- WHAT YOU HAVE TO DO -
Copy each line below in which the word "name" occurs.

- INFORMATION PROVIDED -
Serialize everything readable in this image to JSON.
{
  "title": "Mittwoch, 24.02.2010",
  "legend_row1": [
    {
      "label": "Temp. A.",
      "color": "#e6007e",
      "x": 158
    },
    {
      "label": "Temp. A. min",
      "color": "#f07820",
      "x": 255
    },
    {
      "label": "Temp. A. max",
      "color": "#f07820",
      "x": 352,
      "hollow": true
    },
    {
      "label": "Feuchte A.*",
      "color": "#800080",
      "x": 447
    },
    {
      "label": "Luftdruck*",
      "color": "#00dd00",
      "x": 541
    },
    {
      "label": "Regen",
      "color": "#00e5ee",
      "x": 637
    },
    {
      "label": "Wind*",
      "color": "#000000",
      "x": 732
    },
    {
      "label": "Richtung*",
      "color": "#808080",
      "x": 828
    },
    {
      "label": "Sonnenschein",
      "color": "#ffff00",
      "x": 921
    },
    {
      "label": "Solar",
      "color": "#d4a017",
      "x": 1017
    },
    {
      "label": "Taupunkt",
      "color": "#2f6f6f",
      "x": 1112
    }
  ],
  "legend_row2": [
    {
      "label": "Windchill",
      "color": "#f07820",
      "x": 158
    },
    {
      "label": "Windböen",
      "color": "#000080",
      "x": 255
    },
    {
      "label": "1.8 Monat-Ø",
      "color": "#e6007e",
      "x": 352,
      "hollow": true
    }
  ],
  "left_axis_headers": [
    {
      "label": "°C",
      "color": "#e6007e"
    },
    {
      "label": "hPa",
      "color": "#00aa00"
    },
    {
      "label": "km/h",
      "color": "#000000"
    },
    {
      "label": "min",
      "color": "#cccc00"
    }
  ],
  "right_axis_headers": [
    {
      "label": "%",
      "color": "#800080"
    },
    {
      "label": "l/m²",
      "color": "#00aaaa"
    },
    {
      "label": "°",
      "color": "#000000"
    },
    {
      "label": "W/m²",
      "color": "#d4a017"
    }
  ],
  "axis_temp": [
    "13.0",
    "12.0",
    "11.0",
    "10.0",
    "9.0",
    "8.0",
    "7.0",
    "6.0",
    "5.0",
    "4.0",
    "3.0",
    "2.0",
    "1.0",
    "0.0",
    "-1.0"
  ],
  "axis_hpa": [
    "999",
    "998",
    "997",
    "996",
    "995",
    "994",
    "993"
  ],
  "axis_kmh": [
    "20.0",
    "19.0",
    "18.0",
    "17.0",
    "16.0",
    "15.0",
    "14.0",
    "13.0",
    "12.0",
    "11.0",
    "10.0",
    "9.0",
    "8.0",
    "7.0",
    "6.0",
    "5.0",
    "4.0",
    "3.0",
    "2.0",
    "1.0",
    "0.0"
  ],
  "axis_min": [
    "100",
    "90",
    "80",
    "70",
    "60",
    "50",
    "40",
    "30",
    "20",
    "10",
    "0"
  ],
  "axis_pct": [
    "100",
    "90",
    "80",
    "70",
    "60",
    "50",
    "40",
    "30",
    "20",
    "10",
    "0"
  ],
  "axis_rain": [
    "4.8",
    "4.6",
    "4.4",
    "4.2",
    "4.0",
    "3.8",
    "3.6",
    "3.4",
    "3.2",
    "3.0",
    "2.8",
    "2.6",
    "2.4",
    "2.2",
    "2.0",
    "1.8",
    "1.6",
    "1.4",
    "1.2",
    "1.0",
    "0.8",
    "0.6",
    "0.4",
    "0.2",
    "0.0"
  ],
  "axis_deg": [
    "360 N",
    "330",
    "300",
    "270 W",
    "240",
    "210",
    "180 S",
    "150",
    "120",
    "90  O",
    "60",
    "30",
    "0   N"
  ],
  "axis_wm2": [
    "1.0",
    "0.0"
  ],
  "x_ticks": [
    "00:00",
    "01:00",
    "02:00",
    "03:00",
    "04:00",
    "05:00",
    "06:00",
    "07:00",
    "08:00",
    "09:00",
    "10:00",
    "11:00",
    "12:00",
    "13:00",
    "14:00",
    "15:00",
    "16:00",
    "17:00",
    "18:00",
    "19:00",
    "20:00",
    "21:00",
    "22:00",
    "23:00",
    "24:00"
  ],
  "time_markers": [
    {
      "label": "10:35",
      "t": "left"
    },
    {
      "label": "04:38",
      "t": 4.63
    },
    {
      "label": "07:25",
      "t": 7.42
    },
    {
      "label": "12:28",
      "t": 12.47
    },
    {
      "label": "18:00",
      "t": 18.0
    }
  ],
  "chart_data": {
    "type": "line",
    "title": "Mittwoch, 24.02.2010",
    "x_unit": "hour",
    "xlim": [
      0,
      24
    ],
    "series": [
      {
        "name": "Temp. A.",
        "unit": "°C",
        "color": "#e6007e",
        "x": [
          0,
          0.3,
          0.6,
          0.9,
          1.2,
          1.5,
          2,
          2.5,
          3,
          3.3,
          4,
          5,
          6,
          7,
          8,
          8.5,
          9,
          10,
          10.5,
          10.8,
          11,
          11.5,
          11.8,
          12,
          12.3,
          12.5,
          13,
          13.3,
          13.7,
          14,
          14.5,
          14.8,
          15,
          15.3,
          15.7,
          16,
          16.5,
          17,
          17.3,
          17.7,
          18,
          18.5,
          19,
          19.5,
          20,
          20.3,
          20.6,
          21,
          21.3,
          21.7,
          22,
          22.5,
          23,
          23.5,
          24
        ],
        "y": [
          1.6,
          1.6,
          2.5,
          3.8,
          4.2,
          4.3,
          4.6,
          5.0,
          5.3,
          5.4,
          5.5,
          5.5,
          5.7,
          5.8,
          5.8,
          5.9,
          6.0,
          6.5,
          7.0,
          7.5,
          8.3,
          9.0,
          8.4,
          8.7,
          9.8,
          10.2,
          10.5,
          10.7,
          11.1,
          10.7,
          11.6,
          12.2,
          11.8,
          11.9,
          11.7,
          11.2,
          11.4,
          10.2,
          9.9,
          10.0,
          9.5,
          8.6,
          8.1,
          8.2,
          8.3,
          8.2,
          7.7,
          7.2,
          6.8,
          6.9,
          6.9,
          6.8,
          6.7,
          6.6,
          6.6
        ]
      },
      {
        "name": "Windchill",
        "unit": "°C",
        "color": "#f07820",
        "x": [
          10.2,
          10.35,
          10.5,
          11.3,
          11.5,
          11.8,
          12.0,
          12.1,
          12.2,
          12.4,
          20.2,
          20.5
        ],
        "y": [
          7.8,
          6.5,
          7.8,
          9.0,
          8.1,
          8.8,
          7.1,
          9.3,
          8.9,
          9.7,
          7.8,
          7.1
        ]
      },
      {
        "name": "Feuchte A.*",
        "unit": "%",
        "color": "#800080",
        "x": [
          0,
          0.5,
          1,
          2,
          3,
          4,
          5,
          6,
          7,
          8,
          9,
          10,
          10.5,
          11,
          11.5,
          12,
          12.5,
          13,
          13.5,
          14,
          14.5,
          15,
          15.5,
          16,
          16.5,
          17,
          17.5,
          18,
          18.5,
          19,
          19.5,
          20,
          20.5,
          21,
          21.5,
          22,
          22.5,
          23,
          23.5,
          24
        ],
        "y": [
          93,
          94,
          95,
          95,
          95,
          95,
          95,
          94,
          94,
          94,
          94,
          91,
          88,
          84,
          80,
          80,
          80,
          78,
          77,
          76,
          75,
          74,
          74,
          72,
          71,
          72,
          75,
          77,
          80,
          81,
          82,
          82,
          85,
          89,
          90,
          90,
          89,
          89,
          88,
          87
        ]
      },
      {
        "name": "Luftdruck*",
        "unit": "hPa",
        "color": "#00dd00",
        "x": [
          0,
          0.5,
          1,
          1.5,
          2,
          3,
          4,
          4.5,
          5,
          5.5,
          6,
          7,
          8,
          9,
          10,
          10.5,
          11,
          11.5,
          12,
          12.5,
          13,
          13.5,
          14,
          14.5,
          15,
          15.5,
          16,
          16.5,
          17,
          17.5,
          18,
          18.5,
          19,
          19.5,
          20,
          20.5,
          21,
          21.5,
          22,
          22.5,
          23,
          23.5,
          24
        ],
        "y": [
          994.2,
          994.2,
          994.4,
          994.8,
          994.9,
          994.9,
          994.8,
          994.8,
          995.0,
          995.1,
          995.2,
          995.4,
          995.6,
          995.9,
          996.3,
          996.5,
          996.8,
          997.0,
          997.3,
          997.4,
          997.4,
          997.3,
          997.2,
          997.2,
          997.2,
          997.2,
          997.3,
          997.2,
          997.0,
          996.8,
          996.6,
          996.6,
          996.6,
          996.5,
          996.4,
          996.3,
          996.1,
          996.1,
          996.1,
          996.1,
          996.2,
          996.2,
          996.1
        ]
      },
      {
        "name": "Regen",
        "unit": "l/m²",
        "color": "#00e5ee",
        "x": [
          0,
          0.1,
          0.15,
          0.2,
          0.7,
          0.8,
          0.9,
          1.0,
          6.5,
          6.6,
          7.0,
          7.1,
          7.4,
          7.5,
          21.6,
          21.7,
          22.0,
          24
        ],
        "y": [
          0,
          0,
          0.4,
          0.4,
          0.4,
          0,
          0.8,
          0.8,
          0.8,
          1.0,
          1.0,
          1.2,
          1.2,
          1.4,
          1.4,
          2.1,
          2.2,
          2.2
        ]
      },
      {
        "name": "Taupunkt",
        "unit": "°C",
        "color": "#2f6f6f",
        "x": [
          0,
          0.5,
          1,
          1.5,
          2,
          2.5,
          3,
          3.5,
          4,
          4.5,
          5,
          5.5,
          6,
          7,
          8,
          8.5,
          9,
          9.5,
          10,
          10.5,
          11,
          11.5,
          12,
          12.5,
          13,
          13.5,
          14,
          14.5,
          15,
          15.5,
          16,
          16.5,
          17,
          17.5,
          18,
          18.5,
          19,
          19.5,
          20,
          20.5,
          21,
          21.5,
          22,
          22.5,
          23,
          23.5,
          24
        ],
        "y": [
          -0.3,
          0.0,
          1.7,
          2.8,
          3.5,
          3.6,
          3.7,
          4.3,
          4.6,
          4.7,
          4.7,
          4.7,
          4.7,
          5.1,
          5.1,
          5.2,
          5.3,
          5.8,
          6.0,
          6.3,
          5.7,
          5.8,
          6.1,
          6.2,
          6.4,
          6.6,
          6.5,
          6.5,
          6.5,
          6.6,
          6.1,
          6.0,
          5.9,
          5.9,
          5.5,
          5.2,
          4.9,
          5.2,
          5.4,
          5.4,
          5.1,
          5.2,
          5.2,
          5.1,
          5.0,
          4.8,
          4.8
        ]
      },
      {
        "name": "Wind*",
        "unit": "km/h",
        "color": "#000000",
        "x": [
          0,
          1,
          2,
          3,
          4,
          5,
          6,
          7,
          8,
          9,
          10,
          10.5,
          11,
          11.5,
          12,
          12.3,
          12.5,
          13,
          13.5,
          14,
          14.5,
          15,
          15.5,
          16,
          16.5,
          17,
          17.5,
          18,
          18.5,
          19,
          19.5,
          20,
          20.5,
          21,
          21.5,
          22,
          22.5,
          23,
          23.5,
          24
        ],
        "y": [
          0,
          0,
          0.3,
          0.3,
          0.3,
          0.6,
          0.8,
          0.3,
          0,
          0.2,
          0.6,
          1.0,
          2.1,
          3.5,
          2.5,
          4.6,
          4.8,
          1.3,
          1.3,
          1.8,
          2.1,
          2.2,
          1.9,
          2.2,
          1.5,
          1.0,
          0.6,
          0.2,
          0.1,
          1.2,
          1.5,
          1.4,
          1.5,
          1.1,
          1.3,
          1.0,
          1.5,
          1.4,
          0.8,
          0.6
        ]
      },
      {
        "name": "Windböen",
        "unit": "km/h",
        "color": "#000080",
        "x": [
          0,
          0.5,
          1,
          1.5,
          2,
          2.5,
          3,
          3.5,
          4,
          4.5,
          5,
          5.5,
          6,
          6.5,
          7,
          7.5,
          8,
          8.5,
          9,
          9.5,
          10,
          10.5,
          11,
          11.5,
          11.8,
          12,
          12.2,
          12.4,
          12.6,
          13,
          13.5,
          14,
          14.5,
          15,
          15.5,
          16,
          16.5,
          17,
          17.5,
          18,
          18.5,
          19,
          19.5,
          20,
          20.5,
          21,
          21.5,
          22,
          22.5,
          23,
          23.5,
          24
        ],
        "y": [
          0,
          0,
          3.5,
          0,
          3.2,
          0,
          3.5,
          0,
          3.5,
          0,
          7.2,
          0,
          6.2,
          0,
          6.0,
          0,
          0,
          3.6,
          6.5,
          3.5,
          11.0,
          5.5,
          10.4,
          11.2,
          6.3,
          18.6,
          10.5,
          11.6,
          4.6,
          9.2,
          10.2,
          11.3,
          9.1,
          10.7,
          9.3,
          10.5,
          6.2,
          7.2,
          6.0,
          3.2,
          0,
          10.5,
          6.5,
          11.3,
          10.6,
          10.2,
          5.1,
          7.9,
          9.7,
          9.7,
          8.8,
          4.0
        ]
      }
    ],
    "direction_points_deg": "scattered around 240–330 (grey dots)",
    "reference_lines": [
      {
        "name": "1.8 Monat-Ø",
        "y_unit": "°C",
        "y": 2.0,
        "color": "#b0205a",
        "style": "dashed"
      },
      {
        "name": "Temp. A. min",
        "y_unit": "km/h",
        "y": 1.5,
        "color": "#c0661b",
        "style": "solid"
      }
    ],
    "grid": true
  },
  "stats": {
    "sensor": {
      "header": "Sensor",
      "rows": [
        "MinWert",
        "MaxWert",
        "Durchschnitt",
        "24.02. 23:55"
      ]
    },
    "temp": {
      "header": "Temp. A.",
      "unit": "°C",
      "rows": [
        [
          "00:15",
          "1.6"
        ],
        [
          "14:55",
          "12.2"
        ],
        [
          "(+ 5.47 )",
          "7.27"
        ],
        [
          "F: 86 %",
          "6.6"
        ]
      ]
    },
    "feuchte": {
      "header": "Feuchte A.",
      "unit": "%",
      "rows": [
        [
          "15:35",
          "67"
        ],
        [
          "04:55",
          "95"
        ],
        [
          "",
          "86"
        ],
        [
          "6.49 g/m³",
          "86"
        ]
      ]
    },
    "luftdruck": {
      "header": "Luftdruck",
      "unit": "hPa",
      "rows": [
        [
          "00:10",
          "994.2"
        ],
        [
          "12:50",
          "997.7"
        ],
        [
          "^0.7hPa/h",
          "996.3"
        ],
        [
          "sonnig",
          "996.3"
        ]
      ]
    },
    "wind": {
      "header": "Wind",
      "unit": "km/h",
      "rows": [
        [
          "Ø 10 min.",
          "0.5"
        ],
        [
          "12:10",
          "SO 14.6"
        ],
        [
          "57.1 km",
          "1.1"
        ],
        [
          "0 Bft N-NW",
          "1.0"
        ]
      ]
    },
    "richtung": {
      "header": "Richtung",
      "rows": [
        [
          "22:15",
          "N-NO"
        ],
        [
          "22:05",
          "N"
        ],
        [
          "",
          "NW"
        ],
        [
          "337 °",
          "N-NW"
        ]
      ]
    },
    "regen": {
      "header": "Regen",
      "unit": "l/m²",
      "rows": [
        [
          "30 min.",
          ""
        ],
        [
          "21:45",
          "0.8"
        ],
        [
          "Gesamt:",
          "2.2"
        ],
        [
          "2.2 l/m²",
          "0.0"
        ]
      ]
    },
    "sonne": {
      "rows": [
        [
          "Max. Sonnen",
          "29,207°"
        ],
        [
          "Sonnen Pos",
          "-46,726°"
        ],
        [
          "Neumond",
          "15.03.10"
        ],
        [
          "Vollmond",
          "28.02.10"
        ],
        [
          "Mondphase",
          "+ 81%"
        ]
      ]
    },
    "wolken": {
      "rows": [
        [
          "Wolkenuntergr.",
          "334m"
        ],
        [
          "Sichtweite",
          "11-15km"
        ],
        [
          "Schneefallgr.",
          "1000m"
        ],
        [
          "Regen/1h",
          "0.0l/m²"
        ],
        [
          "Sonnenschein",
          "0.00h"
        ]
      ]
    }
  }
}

- FINISHED EXERCISE -
        "name": "Temp. A.",
        "name": "Windchill",
        "name": "Feuchte A.*",
        "name": "Luftdruck*",
        "name": "Regen",
        "name": "Taupunkt",
        "name": "Wind*",
        "name": "Windböen",
        "name": "1.8 Monat-Ø",
        "name": "Temp. A. min",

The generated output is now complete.